* **What you are asked to do**
Scan the entries below. List each line with "added".

───── Data supplied ─────

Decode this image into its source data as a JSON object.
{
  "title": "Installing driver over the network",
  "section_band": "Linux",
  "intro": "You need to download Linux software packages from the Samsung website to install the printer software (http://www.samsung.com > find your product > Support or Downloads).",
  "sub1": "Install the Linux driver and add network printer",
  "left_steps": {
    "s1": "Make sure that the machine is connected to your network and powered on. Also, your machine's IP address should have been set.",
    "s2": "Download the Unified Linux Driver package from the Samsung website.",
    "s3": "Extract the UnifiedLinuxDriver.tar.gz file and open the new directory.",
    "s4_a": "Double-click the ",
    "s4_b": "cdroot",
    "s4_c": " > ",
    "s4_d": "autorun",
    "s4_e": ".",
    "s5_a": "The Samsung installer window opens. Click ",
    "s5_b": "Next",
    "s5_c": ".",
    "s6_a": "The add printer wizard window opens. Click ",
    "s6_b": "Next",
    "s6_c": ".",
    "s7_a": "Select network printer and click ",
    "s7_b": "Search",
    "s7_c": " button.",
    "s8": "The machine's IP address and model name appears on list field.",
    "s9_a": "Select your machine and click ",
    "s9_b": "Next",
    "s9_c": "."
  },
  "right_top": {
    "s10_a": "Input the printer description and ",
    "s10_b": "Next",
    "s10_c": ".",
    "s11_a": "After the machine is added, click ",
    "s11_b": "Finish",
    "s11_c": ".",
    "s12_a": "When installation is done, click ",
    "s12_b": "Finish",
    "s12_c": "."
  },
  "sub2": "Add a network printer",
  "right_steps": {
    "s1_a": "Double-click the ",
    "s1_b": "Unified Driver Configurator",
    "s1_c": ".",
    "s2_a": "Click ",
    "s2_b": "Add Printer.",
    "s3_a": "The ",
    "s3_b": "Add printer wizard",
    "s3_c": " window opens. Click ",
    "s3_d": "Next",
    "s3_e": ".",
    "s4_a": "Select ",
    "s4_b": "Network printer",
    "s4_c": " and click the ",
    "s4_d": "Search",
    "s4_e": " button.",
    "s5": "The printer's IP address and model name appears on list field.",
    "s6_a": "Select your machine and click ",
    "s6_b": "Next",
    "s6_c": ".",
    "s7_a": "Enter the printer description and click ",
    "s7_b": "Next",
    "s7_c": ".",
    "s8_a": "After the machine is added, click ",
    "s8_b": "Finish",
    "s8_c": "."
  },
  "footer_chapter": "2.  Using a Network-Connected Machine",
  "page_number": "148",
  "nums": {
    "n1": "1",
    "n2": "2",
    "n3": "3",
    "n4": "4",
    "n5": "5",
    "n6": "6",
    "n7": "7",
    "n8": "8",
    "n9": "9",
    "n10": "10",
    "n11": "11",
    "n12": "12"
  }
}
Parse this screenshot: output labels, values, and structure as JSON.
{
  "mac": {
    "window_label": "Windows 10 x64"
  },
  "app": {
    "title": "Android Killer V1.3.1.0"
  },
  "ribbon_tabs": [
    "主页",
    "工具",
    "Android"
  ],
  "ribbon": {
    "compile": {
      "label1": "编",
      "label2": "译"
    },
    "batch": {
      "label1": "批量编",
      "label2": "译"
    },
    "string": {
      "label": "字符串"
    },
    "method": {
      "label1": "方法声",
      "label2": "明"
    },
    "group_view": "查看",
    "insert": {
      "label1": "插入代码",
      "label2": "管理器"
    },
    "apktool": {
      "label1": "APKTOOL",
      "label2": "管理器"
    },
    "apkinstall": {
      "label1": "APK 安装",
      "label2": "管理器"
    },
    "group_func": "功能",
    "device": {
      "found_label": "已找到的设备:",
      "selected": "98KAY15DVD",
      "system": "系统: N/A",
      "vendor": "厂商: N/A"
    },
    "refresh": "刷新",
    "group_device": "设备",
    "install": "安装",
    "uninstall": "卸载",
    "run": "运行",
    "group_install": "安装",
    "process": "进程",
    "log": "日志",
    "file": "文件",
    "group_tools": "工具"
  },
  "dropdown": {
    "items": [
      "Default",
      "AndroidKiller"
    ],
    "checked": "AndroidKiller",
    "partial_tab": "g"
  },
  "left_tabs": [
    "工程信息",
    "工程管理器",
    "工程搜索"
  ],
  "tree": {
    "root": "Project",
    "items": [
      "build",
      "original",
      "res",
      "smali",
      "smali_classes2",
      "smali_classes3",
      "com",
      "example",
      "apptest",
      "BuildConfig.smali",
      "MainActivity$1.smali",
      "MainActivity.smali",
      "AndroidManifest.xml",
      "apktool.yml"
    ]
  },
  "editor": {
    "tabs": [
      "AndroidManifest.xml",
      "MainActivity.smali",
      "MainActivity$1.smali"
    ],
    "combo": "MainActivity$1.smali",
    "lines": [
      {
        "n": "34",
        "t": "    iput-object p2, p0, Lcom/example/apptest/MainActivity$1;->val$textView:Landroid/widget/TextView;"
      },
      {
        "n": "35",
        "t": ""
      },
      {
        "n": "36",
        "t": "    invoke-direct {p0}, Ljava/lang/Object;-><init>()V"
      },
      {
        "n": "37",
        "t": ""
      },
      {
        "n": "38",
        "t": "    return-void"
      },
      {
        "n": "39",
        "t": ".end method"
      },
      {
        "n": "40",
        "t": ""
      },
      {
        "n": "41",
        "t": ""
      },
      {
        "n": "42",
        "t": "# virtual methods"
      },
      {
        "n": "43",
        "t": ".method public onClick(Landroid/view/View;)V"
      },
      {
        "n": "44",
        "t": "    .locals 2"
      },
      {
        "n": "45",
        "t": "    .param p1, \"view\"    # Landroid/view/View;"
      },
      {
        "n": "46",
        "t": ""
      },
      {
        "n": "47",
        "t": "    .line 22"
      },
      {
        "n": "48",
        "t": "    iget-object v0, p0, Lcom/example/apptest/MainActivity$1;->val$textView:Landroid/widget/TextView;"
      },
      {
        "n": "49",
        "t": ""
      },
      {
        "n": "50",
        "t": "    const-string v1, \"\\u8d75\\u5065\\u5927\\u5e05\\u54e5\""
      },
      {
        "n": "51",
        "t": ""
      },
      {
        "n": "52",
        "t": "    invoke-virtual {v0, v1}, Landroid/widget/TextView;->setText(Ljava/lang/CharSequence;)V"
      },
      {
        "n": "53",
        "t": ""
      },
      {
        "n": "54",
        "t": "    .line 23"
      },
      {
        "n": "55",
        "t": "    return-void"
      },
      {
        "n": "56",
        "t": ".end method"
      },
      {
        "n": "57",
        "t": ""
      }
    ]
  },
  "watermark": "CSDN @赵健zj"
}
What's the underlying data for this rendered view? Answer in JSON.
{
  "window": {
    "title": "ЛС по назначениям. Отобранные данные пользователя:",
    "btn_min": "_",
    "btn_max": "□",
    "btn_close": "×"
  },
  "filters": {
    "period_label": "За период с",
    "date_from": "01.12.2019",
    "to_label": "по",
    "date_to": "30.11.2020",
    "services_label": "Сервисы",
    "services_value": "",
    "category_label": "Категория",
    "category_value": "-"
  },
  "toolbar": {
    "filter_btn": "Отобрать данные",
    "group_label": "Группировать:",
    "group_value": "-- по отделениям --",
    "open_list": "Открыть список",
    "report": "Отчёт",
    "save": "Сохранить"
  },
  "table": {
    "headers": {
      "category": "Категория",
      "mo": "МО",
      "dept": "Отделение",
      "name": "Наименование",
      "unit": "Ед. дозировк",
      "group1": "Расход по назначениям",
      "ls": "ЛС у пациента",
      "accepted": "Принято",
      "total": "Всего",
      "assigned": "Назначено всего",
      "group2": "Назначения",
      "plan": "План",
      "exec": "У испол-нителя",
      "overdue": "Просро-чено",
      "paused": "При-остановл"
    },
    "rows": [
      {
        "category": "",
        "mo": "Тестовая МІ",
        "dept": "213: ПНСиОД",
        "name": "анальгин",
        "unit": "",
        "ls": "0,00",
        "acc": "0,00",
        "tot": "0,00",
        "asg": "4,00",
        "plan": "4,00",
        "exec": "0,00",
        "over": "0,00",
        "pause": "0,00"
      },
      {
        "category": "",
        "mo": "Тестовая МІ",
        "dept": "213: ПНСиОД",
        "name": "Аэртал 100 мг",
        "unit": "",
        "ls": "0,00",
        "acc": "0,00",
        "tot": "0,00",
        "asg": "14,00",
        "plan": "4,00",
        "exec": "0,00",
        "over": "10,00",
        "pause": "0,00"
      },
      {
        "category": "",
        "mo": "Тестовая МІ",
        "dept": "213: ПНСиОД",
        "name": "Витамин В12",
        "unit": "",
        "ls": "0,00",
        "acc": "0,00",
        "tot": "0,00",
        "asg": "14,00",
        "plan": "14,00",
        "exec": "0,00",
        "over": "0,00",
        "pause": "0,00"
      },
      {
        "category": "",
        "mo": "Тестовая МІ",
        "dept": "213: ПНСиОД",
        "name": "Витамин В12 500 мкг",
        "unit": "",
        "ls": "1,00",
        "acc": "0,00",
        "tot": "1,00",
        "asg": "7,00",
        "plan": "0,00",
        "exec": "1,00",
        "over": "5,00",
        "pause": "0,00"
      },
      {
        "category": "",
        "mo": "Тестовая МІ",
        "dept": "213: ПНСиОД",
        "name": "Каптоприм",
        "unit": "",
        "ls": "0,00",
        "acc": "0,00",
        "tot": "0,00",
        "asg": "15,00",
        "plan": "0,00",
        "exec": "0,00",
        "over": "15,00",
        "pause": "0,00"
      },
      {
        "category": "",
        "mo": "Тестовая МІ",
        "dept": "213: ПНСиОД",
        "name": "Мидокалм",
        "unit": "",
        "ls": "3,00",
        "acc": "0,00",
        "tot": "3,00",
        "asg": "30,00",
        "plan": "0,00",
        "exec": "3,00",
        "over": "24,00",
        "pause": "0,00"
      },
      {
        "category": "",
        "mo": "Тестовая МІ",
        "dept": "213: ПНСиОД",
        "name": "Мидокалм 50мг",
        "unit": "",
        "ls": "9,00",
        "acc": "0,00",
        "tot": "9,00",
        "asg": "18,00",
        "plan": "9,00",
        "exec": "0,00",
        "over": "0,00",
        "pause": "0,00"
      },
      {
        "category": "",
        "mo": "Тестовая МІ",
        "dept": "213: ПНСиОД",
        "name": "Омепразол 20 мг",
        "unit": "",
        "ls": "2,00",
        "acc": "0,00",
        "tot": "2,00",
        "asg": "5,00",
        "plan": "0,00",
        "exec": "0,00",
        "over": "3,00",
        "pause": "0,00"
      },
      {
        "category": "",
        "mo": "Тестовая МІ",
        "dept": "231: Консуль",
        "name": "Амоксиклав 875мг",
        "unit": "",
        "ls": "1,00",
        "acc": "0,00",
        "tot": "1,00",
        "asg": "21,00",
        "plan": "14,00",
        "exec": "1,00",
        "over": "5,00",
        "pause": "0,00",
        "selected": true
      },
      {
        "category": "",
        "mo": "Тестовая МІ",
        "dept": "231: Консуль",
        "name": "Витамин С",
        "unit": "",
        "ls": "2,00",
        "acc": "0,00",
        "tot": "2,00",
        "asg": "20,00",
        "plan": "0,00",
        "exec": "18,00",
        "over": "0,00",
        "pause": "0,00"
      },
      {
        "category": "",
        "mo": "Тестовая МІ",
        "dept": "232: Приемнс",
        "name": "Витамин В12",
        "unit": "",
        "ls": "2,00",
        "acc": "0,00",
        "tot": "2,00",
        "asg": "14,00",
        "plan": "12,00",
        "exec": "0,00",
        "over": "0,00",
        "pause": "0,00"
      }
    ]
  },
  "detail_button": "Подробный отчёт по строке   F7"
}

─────

* **Answer box**
    "s11_a": "After the machine is added, click ",
    "s8_a": "After the machine is added, click ",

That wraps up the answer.